My favorite book growing up was The Little Engine That Could.
I hadn’t thought much about the book until one of my last trips home to visit my parents. I found my childhood copy amongst the things that my parents kept from so many years ago.
In reading the book for the first time since childhood, I was struck by how much of my running mentality, and my life, was impacted by that Little Blue Engine.
The Little Engine That Could
In case you missed the children’s book classic, first of all, shame on you. Get a copy immediately.
The Little Engine that Could opens with the Happy Little Red Engine. She is pulling train cars full of toys to the other side of the mountain for all the boys and girls.
But she breaks down.
The Shiny New Engine comes by and the toys beg the Engine to take them over the mountain so that kids will have toys to play with.
But the Shiny New Engine says he is carrying important people and fancy dining cars. No way he could help ‘the likes of you.’
Then the Big Engine comes by, and again the toys beg the Engine to help them over the mountain.
But the Big Engine also says no. He takes big heavy machines and important newspapers for adults to read over the mountain.
Then the Rusty Old Engine stops. Once again, the toys beg to be taken over the mountain for the boys and girls.
The Rusty Old Engine says he is old and weary after working and needs to rest, so he can’t help the toys.
At long last, the Little Blue Engine comes by and the toys again ask to be taken over the mountain.
The Little Blue Engine says that he is only used to move trains around the yard. He’s never been over the mountain.
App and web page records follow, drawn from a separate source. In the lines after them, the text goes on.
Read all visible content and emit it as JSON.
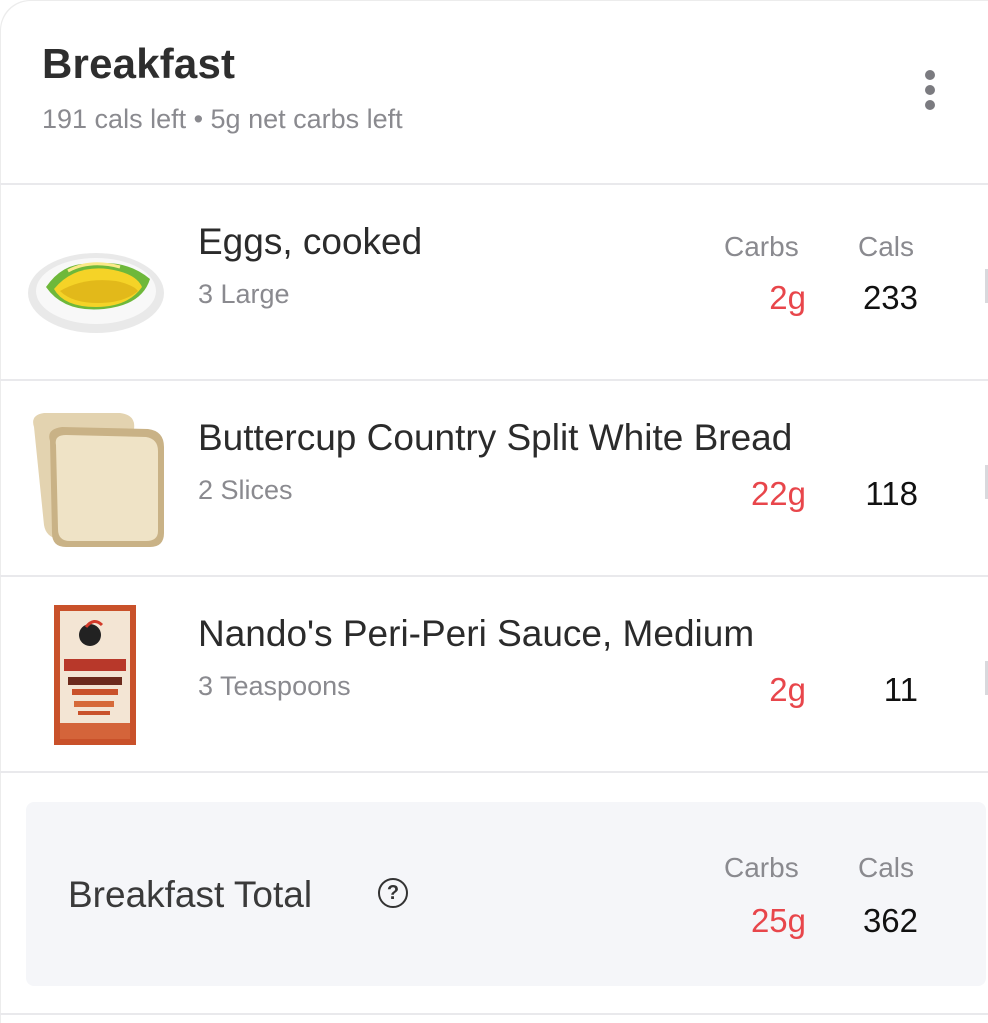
{
  "meal": {
    "title": "Breakfast",
    "summary": "191 cals left • 5g net carbs left",
    "more_icon": "more-vertical-icon"
  },
  "columns": {
    "carbs": "Carbs",
    "cals": "Cals"
  },
  "items": [
    {
      "name": "Eggs, cooked",
      "portion": "3 Large",
      "carbs": "2g",
      "cals": "233",
      "image": "eggs-plate-image"
    },
    {
      "name": "Buttercup Country Split White Bread",
      "portion": "2 Slices",
      "carbs": "22g",
      "cals": "118",
      "image": "bread-slices-image"
    },
    {
      "name": "Nando's Peri-Peri Sauce, Medium",
      "portion": "3 Teaspoons",
      "carbs": "2g",
      "cals": "11",
      "image": "sauce-bottle-image"
    }
  ],
  "total": {
    "label": "Breakfast Total",
    "carbs": "25g",
    "cals": "362",
    "help_icon": "help-circle-icon"
  },
  "colors": {
    "carbs_accent": "#e8464b",
    "muted_text": "#8a8a8f",
    "total_background": "#f5f6f9"
  }
}
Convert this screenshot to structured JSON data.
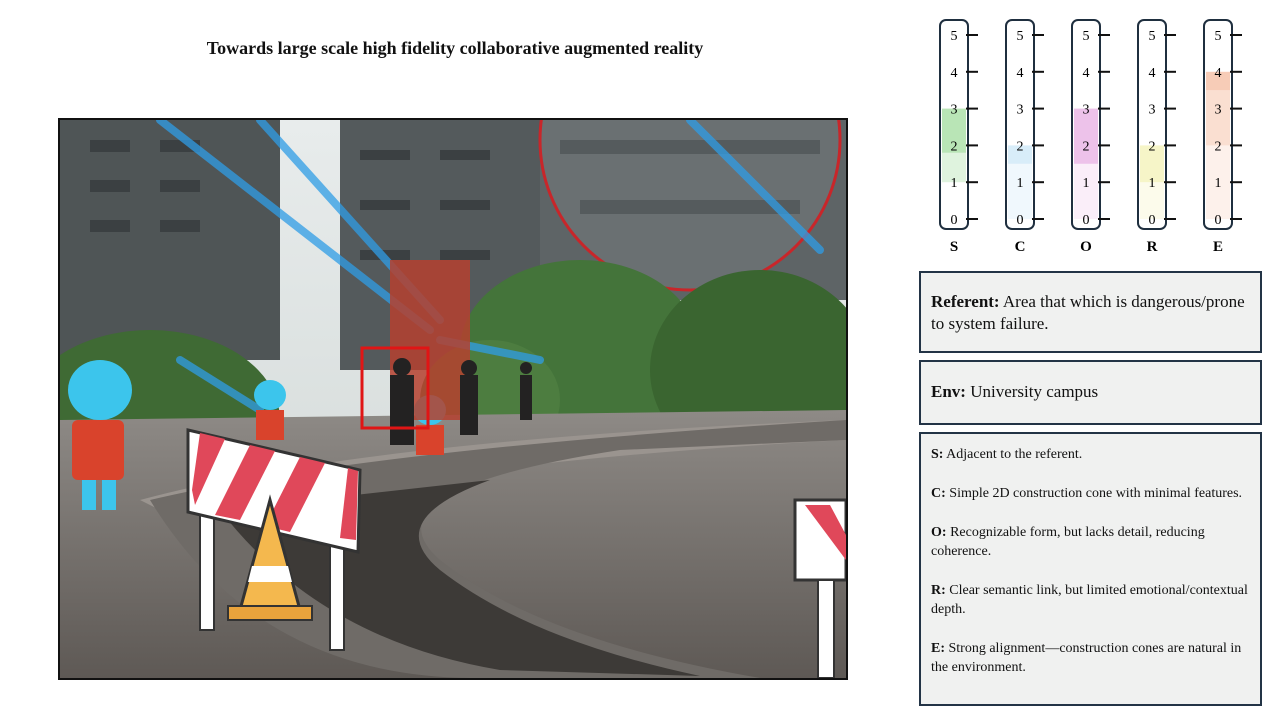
{
  "title": "Towards large scale high fidelity collaborative augmented reality",
  "scales": {
    "ticks": [
      "0",
      "1",
      "2",
      "3",
      "4",
      "5"
    ],
    "items": [
      {
        "key": "S",
        "color": "#7fcf7a",
        "fill": [
          [
            1,
            1.8,
            0.25
          ],
          [
            1.8,
            3.0,
            0.55
          ]
        ]
      },
      {
        "key": "C",
        "color": "#9dd3f0",
        "fill": [
          [
            0,
            1.5,
            0.15
          ],
          [
            1.5,
            2.0,
            0.4
          ]
        ]
      },
      {
        "key": "O",
        "color": "#de8fd8",
        "fill": [
          [
            0,
            1.5,
            0.15
          ],
          [
            1.5,
            3.0,
            0.55
          ]
        ]
      },
      {
        "key": "R",
        "color": "#efec9a",
        "fill": [
          [
            0,
            1.0,
            0.2
          ],
          [
            1.0,
            2.0,
            0.55
          ]
        ]
      },
      {
        "key": "E",
        "color": "#f0a27c",
        "fill": [
          [
            0,
            2.0,
            0.15
          ],
          [
            2.0,
            3.5,
            0.35
          ],
          [
            3.5,
            4.0,
            0.55
          ]
        ]
      }
    ]
  },
  "referent": {
    "label": "Referent:",
    "text": " Area that which is dangerous/prone to system failure."
  },
  "env": {
    "label": "Env:",
    "text": " University campus"
  },
  "descriptions": [
    {
      "label": "S:",
      "text": " Adjacent to the referent."
    },
    {
      "label": "C:",
      "text": " Simple 2D construction cone with minimal features."
    },
    {
      "label": "O:",
      "text": " Recognizable form, but lacks detail, reducing coherence."
    },
    {
      "label": "R:",
      "text": " Clear semantic link, but limited emotional/contextual depth."
    },
    {
      "label": "E:",
      "text": " Strong alignment—construction cones are natural in the environment."
    }
  ]
}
But the toys still ask for his help, they really need to get over the mountain.
The Little Blue Engine agrees to help, and the toys pile in.
The Little Blue Engine starts over the mountain.
As he starts to climb the mountain, he begins to chant “I think I can, I think I can, I think I can.”
Spoiler Alert: The Little Blue Engine makes it over the mountain.
All the toys get to the little boys and girls.
The Little Blue Engine is very proud of himself: “I thought I could, I thought I could, I thought I could.”
I Think I Can, I Think I Can
This book must have been so ingrained in me as a child, I’ve constantly tried to be like the Little Blue Engine in my life, without even realizing it.
It can be so easy, and so tempting, to stick with what we know.
To be like the Shiny New Engine and stay in our comfort zone: “I do this, but I don’t do that.”
“I’m not a runner.” “I couldn’t finish a marathon.”
But amazing things happen when you try. When you have a little confidence in yourself.
Can I get off the couch and start running? Who knows, but unless I try, I’ll never know.
I think I can, I think I can.
Can I run a marathon? Who knows, but unless I try, I’ll never know.
I think I can, I think I can.
To this day, when running up a big hill (ok, I’m probably walking up the big hill, but the idea still stands) I find myself chanting: I think I can, I think I can, I think I can.
Just as important is to acknowledge your accomplishments: I thought I could. I thought I could.
Chug on, Little Blue Engine.